» Task item: Report all lines of the data below that hold the word "About".

Given entries: Begin

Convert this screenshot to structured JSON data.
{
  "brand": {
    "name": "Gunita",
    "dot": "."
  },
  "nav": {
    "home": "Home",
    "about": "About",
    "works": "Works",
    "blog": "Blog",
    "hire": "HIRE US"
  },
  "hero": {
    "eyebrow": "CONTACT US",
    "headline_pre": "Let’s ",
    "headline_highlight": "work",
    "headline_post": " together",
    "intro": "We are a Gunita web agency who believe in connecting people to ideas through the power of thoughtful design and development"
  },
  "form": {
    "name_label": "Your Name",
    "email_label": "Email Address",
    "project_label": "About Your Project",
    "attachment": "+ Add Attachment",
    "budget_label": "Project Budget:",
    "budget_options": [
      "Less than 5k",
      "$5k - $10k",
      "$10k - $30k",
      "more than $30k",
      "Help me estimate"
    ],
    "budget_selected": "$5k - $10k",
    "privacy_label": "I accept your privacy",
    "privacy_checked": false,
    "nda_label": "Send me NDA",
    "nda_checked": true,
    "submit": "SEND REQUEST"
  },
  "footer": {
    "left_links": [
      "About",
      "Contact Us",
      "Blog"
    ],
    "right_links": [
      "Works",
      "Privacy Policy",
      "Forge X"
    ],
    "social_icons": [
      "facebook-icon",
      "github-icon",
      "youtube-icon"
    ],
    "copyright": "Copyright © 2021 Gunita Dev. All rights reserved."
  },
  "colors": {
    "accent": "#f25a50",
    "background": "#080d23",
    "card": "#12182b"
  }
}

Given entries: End

» Response area:
    "about": "About",
    "project_label": "About Your Project",
      "About",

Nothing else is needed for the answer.